>>>

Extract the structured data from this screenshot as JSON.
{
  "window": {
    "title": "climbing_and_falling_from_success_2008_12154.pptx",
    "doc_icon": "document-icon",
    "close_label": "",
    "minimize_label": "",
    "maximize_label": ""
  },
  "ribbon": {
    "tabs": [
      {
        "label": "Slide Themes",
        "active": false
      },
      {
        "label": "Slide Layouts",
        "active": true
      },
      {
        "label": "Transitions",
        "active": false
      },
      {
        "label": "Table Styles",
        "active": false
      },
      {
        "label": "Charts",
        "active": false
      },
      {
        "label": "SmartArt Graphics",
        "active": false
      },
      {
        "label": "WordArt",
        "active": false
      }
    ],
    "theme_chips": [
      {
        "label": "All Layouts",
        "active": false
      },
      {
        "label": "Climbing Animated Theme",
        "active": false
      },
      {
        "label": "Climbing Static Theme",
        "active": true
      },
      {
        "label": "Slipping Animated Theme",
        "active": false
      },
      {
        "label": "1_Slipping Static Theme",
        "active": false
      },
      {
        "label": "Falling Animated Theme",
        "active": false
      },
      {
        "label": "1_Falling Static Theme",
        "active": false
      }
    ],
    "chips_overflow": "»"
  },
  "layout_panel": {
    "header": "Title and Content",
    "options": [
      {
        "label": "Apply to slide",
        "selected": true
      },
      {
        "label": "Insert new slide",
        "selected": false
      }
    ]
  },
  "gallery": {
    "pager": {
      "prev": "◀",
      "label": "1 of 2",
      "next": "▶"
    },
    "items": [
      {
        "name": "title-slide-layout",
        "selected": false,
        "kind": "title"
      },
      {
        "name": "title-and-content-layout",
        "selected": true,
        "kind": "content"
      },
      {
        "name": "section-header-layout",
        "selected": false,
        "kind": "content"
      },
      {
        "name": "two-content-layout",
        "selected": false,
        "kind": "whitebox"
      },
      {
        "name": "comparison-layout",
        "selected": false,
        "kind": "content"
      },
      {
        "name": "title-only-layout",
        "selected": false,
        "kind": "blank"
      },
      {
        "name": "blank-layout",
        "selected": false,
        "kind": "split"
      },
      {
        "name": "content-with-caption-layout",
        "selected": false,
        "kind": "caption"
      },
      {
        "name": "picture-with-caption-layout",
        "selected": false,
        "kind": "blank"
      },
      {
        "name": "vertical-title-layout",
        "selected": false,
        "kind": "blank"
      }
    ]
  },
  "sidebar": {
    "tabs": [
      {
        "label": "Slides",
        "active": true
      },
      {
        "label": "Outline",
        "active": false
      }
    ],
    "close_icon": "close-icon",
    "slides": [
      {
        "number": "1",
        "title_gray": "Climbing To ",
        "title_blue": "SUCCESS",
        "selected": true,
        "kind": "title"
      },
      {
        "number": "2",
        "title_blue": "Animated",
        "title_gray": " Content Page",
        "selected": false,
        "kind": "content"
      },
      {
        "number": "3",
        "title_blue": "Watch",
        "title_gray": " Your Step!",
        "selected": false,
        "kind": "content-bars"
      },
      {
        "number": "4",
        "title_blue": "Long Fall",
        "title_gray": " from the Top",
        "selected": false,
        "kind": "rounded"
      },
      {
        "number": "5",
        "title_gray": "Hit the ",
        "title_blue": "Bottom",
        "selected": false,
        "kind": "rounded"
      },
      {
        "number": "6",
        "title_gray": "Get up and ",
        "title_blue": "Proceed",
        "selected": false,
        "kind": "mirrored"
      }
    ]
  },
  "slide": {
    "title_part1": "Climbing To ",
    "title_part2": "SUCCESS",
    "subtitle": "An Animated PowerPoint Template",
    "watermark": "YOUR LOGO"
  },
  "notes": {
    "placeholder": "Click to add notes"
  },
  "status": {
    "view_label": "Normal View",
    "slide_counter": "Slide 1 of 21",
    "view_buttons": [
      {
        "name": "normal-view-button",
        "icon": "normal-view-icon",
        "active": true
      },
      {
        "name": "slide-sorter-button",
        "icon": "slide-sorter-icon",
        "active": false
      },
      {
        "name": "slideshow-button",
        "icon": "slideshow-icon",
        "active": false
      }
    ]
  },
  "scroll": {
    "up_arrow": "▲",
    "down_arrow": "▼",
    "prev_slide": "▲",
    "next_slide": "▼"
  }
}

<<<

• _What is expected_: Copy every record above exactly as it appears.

• _Worked solution_:
Extract the structured data from this screenshot as JSON.
{
  "window": {
    "title": "climbing_and_falling_from_success_2008_12154.pptx",
    "doc_icon": "document-icon",
    "close_label": "",
    "minimize_label": "",
    "maximize_label": ""
  },
  "ribbon": {
    "tabs": [
      {
        "label": "Slide Themes",
        "active": false
      },
      {
        "label": "Slide Layouts",
        "active": true
      },
      {
        "label": "Transitions",
        "active": false
      },
      {
        "label": "Table Styles",
        "active": false
      },
      {
        "label": "Charts",
        "active": false
      },
      {
        "label": "SmartArt Graphics",
        "active": false
      },
      {
        "label": "WordArt",
        "active": false
      }
    ],
    "theme_chips": [
      {
        "label": "All Layouts",
        "active": false
      },
      {
        "label": "Climbing Animated Theme",
        "active": false
      },
      {
        "label": "Climbing Static Theme",
        "active": true
      },
      {
        "label": "Slipping Animated Theme",
        "active": false
      },
      {
        "label": "1_Slipping Static Theme",
        "active": false
      },
      {
        "label": "Falling Animated Theme",
        "active": false
      },
      {
        "label": "1_Falling Static Theme",
        "active": false
      }
    ],
    "chips_overflow": "»"
  },
  "layout_panel": {
    "header": "Title and Content",
    "options": [
      {
        "label": "Apply to slide",
        "selected": true
      },
      {
        "label": "Insert new slide",
        "selected": false
      }
    ]
  },
  "gallery": {
    "pager": {
      "prev": "◀",
      "label": "1 of 2",
      "next": "▶"
    },
    "items": [
      {
        "name": "title-slide-layout",
        "selected": false,
        "kind": "title"
      },
      {
        "name": "title-and-content-layout",
        "selected": true,
        "kind": "content"
      },
      {
        "name": "section-header-layout",
        "selected": false,
        "kind": "content"
      },
      {
        "name": "two-content-layout",
        "selected": false,
        "kind": "whitebox"
      },
      {
        "name": "comparison-layout",
        "selected": false,
        "kind": "content"
      },
      {
        "name": "title-only-layout",
        "selected": false,
        "kind": "blank"
      },
      {
        "name": "blank-layout",
        "selected": false,
        "kind": "split"
      },
      {
        "name": "content-with-caption-layout",
        "selected": false,
        "kind": "caption"
      },
      {
        "name": "picture-with-caption-layout",
        "selected": false,
        "kind": "blank"
      },
      {
        "name": "vertical-title-layout",
        "selected": false,
        "kind": "blank"
      }
    ]
  },
  "sidebar": {
    "tabs": [
      {
        "label": "Slides",
        "active": true
      },
      {
        "label": "Outline",
        "active": false
      }
    ],
    "close_icon": "close-icon",
    "slides": [
      {
        "number": "1",
        "title_gray": "Climbing To ",
        "title_blue": "SUCCESS",
        "selected": true,
        "kind": "title"
      },
      {
        "number": "2",
        "title_blue": "Animated",
        "title_gray": " Content Page",
        "selected": false,
        "kind": "content"
      },
      {
        "number": "3",
        "title_blue": "Watch",
        "title_gray": " Your Step!",
        "selected": false,
        "kind": "content-bars"
      },
      {
        "number": "4",
        "title_blue": "Long Fall",
        "title_gray": " from the Top",
        "selected": false,
        "kind": "rounded"
      },
      {
        "number": "5",
        "title_gray": "Hit the ",
        "title_blue": "Bottom",
        "selected": false,
        "kind": "rounded"
      },
      {
        "number": "6",
        "title_gray": "Get up and ",
        "title_blue": "Proceed",
        "selected": false,
        "kind": "mirrored"
      }
    ]
  },
  "slide": {
    "title_part1": "Climbing To ",
    "title_part2": "SUCCESS",
    "subtitle": "An Animated PowerPoint Template",
    "watermark": "YOUR LOGO"
  },
  "notes": {
    "placeholder": "Click to add notes"
  },
  "status": {
    "view_label": "Normal View",
    "slide_counter": "Slide 1 of 21",
    "view_buttons": [
      {
        "name": "normal-view-button",
        "icon": "normal-view-icon",
        "active": true
      },
      {
        "name": "slide-sorter-button",
        "icon": "slide-sorter-icon",
        "active": false
      },
      {
        "name": "slideshow-button",
        "icon": "slideshow-icon",
        "active": false
      }
    ]
  },
  "scroll": {
    "up_arrow": "▲",
    "down_arrow": "▼",
    "prev_slide": "▲",
    "next_slide": "▼"
  }
}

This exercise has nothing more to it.